What began as a normal morning for the officials of FIFA–the governing body of association soccer and its affiliates across the globe–would soon launch the long-awaited upheaval of international soccer.   The 65th FIFA Congress, the annual meeting of the legislative body of the association, was mere hours away from beginning in Zurich, Switzerland  when the Baur au Lac hotel was raided at dawn, resulting in the arrests of fourteen FIFA officials on charges of corruption. While the charges themselves did not necessarily come as a surprise to most of the world’s soccer fans–FIFA has been battling accusations of impropriety for the better part of the twenty-first century –what did shock the world was that the raids were carried out at the hands of the United States, following an extensive three-year investigation by the FBI and the Department of Justice.

The confusion that mounted was twofold: initially, many found it humorous that the country perhaps most indifferent to the game of soccer was the one to finally bring charges;  secondly, the question arose as to how this was possible.  While the United States is generally recognized to be the world’s police force in many international matters, many were baffled at the fact the United States government was able to charge officials of a foreign corporation and arrest them outside of America’s territorial reach.

This paper discusses the answer to the “how,” as well as the legitimacy of the claims brought by the United States under the doctrine of extraterritorial jurisdiction.  Part II of this paper provides a brief discussion of the underlying facts of the FIFA indictment.  It focuses on the relevant “players” behind the scheme, as well as circumstances that occurred that would eventually lead to the charges filed by the United States.  It also offers a succinct summary of those charges, and analyze their interplay with the background of the case.

Part III discusses the principles of extraterritorial jurisdiction, the foundation for the charges brought by the United States in the indictment.  Part IV examines the legitimacy of those charges being filed by the United States, juxtaposed against the large-scale publicity garnered by the charges.  It also assesses the criticism that arose in the wake of the scandal.

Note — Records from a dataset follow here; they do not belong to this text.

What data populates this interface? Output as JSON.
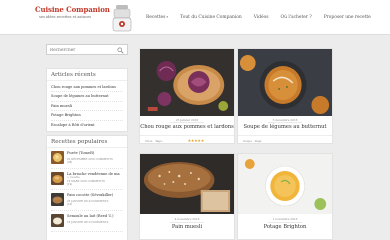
{
  "header": {
    "logo_title": "Cuisine Companion",
    "logo_subtitle": "ses idées recettes et astuces",
    "nav": [
      {
        "label": "Recettes",
        "has_dropdown": true
      },
      {
        "label": "Tout du Cuisine Companion",
        "has_dropdown": false
      },
      {
        "label": "Vidéos",
        "has_dropdown": false
      },
      {
        "label": "Où l'acheter ?",
        "has_dropdown": false
      },
      {
        "label": "Proposer une recette",
        "has_dropdown": false
      }
    ]
  },
  "search": {
    "placeholder": "Rechercher"
  },
  "recent": {
    "title": "Articles récents",
    "items": [
      "Chou rouge aux pommes et lardons",
      "Soupe de légumes au butternut",
      "Pain muesli",
      "Potage Brighton",
      "Escalope à Rôti d'orient"
    ]
  },
  "popular": {
    "title": "Recettes populaires",
    "items": [
      {
        "title": "Purée (TomeR)",
        "meta": "22 DÉCEMBRE 2016 COMMENTS",
        "meta2": "(28)"
      },
      {
        "title": "La brioche vendéenne de ma",
        "title2": "», recette",
        "meta": "19 MARS 2016 COMMENTS",
        "meta2": "(19)"
      },
      {
        "title": "Pain cocotte (Sévrakiller)",
        "meta": "25 JANVIER 2016 COMMENTS",
        "meta2": "(16)"
      },
      {
        "title": "Semoule au lait (Reed U.)",
        "meta": "18 JANVIER 2016 COMMENTS",
        "meta2": ""
      }
    ]
  },
  "cards": [
    {
      "date": "25 janvier 2016",
      "title": "Chou rouge aux pommes et lardons",
      "meta": "Chou · Tags:",
      "rating": 5
    },
    {
      "date": "3 décembre 2016",
      "title": "Soupe de légumes au butternut",
      "meta": "Soupe · Tags: ",
      "rating": 0
    },
    {
      "date": "4 novembre 2016",
      "title": "Pain muesli",
      "meta": "",
      "rating": 0
    },
    {
      "date": "1 novembre 2016",
      "title": "Potage Brighton",
      "meta": "",
      "rating": 0
    }
  ],
  "colors": {
    "brand": "#c0392b",
    "star": "#e4a62c",
    "background": "#ececec"
  }
}
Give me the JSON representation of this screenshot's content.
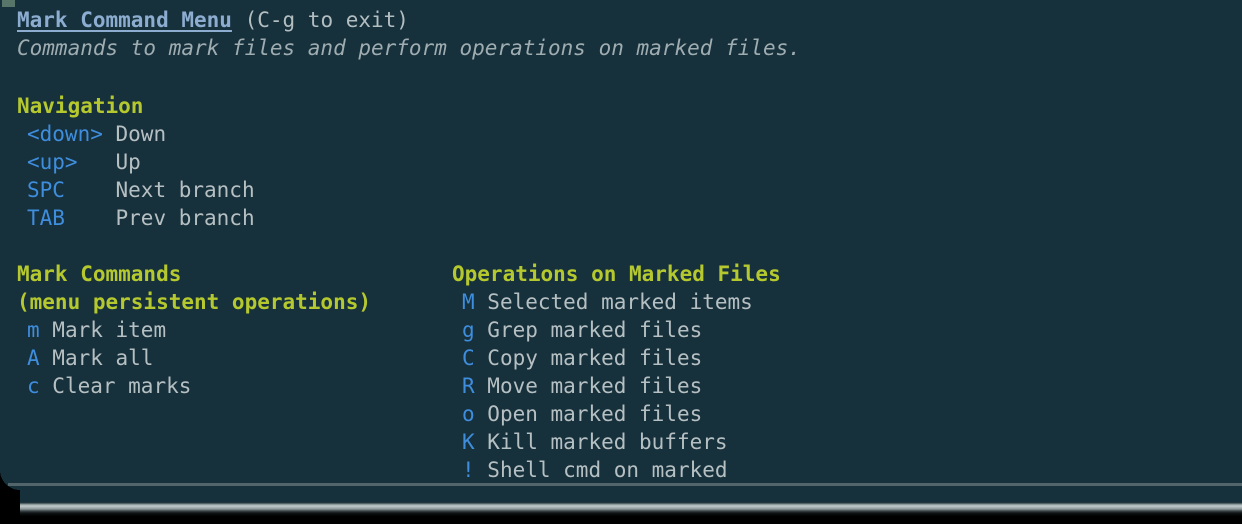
{
  "window": {
    "background_color": "#16303c",
    "title_color": "#8cadd0",
    "heading_color": "#b5c92e",
    "key_color": "#3f8ddd",
    "desc_color": "#b6c0c2"
  },
  "header": {
    "title": "Mark Command Menu",
    "exit_hint": "(C-g to exit)",
    "subtitle": "Commands to mark files and perform operations on marked files."
  },
  "sections": [
    {
      "heading": "Navigation",
      "subheading": null,
      "items": [
        {
          "key": "<down>",
          "key_pad": "<down> ",
          "label": "Down"
        },
        {
          "key": "<up>",
          "key_pad": "<up>   ",
          "label": "Up"
        },
        {
          "key": "SPC",
          "key_pad": "SPC    ",
          "label": "Next branch"
        },
        {
          "key": "TAB",
          "key_pad": "TAB    ",
          "label": "Prev branch"
        }
      ]
    },
    {
      "heading": "Mark Commands",
      "subheading": "(menu persistent operations)",
      "items": [
        {
          "key": "m",
          "key_pad": "m ",
          "label": "Mark item"
        },
        {
          "key": "A",
          "key_pad": "A ",
          "label": "Mark all"
        },
        {
          "key": "c",
          "key_pad": "c ",
          "label": "Clear marks"
        }
      ]
    },
    {
      "heading": "Operations on Marked Files",
      "subheading": null,
      "items": [
        {
          "key": "M",
          "key_pad": "M ",
          "label": "Selected marked items"
        },
        {
          "key": "g",
          "key_pad": "g ",
          "label": "Grep marked files"
        },
        {
          "key": "C",
          "key_pad": "C ",
          "label": "Copy marked files"
        },
        {
          "key": "R",
          "key_pad": "R ",
          "label": "Move marked files"
        },
        {
          "key": "o",
          "key_pad": "o ",
          "label": "Open marked files"
        },
        {
          "key": "K",
          "key_pad": "K ",
          "label": "Kill marked buffers"
        },
        {
          "key": "!",
          "key_pad": "! ",
          "label": "Shell cmd on marked"
        }
      ]
    }
  ]
}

Finally, part V offers some perception on the future of the scandal, which to date is still in its beginning stages.
To read the entire paper, open HERE.